━━━━━ Dataset content
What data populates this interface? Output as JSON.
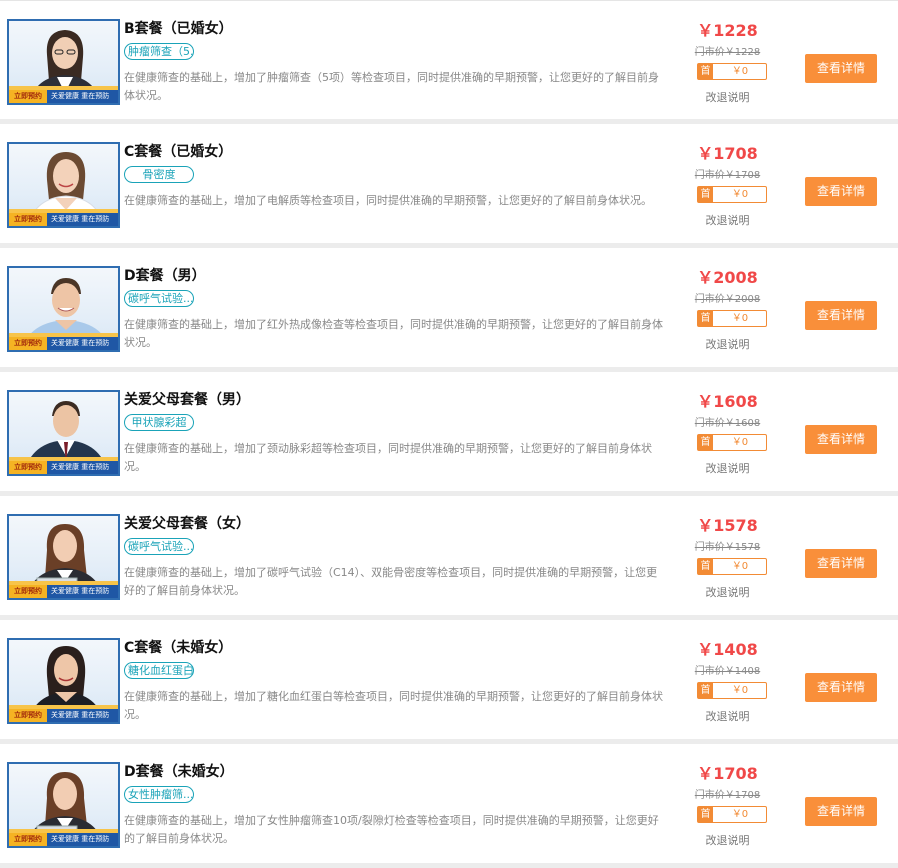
{
  "common": {
    "cta_label": "查看详情",
    "refund_label": "改退说明",
    "first_order_mark": "首",
    "banner_tag": "立即预约",
    "banner_slogan": "关爱健康  重在预防"
  },
  "accent": "#f98f3a",
  "price_color": "#f04848",
  "packages": [
    {
      "title": "B套餐（已婚女）",
      "tag": "肿瘤筛查（5...",
      "description": "在健康筛查的基础上，增加了肿瘤筛查（5项）等检查项目，同时提供准确的早期预警，让您更好的了解目前身体状况。",
      "price": "￥1228",
      "market_price": "门市价￥1228",
      "first_discount": "￥0",
      "photo": "woman-with-glasses"
    },
    {
      "title": "C套餐（已婚女）",
      "tag": "骨密度",
      "description": "在健康筛查的基础上，增加了电解质等检查项目，同时提供准确的早期预警，让您更好的了解目前身体状况。",
      "price": "￥1708",
      "market_price": "门市价￥1708",
      "first_discount": "￥0",
      "photo": "smiling-woman"
    },
    {
      "title": "D套餐（男）",
      "tag": "碳呼气试验...",
      "description": "在健康筛查的基础上，增加了红外热成像检查等检查项目，同时提供准确的早期预警，让您更好的了解目前身体状况。",
      "price": "￥2008",
      "market_price": "门市价￥2008",
      "first_discount": "￥0",
      "photo": "man-blue-shirt"
    },
    {
      "title": "关爱父母套餐（男）",
      "tag": "甲状腺彩超",
      "description": "在健康筛查的基础上，增加了颈动脉彩超等检查项目，同时提供准确的早期预警，让您更好的了解目前身体状况。",
      "price": "￥1608",
      "market_price": "门市价￥1608",
      "first_discount": "￥0",
      "photo": "man-in-suit"
    },
    {
      "title": "关爱父母套餐（女）",
      "tag": "碳呼气试验...",
      "description": "在健康筛查的基础上，增加了碳呼气试验（C14）、双能骨密度等检查项目，同时提供准确的早期预警，让您更好的了解目前身体状况。",
      "price": "￥1578",
      "market_price": "门市价￥1578",
      "first_discount": "￥0",
      "photo": "woman-with-laptop"
    },
    {
      "title": "C套餐（未婚女）",
      "tag": "糖化血红蛋白",
      "description": "在健康筛查的基础上，增加了糖化血红蛋白等检查项目，同时提供准确的早期预警，让您更好的了解目前身体状况。",
      "price": "￥1408",
      "market_price": "门市价￥1408",
      "first_discount": "￥0",
      "photo": "dark-haired-woman"
    },
    {
      "title": "D套餐（未婚女）",
      "tag": "女性肿瘤筛...",
      "description": "在健康筛查的基础上，增加了女性肿瘤筛查10项/裂隙灯检查等检查项目，同时提供准确的早期预警，让您更好的了解目前身体状况。",
      "price": "￥1708",
      "market_price": "门市价￥1708",
      "first_discount": "￥0",
      "photo": "woman-with-laptop"
    }
  ]
}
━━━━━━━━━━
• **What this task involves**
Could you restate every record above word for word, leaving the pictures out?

• **Task response**
What data populates this interface? Output as JSON.
{
  "common": {
    "cta_label": "查看详情",
    "refund_label": "改退说明",
    "first_order_mark": "首",
    "banner_tag": "立即预约",
    "banner_slogan": "关爱健康  重在预防"
  },
  "accent": "#f98f3a",
  "price_color": "#f04848",
  "packages": [
    {
      "title": "B套餐（已婚女）",
      "tag": "肿瘤筛查（5...",
      "description": "在健康筛查的基础上，增加了肿瘤筛查（5项）等检查项目，同时提供准确的早期预警，让您更好的了解目前身体状况。",
      "price": "￥1228",
      "market_price": "门市价￥1228",
      "first_discount": "￥0",
      "photo": "woman-with-glasses"
    },
    {
      "title": "C套餐（已婚女）",
      "tag": "骨密度",
      "description": "在健康筛查的基础上，增加了电解质等检查项目，同时提供准确的早期预警，让您更好的了解目前身体状况。",
      "price": "￥1708",
      "market_price": "门市价￥1708",
      "first_discount": "￥0",
      "photo": "smiling-woman"
    },
    {
      "title": "D套餐（男）",
      "tag": "碳呼气试验...",
      "description": "在健康筛查的基础上，增加了红外热成像检查等检查项目，同时提供准确的早期预警，让您更好的了解目前身体状况。",
      "price": "￥2008",
      "market_price": "门市价￥2008",
      "first_discount": "￥0",
      "photo": "man-blue-shirt"
    },
    {
      "title": "关爱父母套餐（男）",
      "tag": "甲状腺彩超",
      "description": "在健康筛查的基础上，增加了颈动脉彩超等检查项目，同时提供准确的早期预警，让您更好的了解目前身体状况。",
      "price": "￥1608",
      "market_price": "门市价￥1608",
      "first_discount": "￥0",
      "photo": "man-in-suit"
    },
    {
      "title": "关爱父母套餐（女）",
      "tag": "碳呼气试验...",
      "description": "在健康筛查的基础上，增加了碳呼气试验（C14）、双能骨密度等检查项目，同时提供准确的早期预警，让您更好的了解目前身体状况。",
      "price": "￥1578",
      "market_price": "门市价￥1578",
      "first_discount": "￥0",
      "photo": "woman-with-laptop"
    },
    {
      "title": "C套餐（未婚女）",
      "tag": "糖化血红蛋白",
      "description": "在健康筛查的基础上，增加了糖化血红蛋白等检查项目，同时提供准确的早期预警，让您更好的了解目前身体状况。",
      "price": "￥1408",
      "market_price": "门市价￥1408",
      "first_discount": "￥0",
      "photo": "dark-haired-woman"
    },
    {
      "title": "D套餐（未婚女）",
      "tag": "女性肿瘤筛...",
      "description": "在健康筛查的基础上，增加了女性肿瘤筛查10项/裂隙灯检查等检查项目，同时提供准确的早期预警，让您更好的了解目前身体状况。",
      "price": "￥1708",
      "market_price": "门市价￥1708",
      "first_discount": "￥0",
      "photo": "woman-with-laptop"
    }
  ]
}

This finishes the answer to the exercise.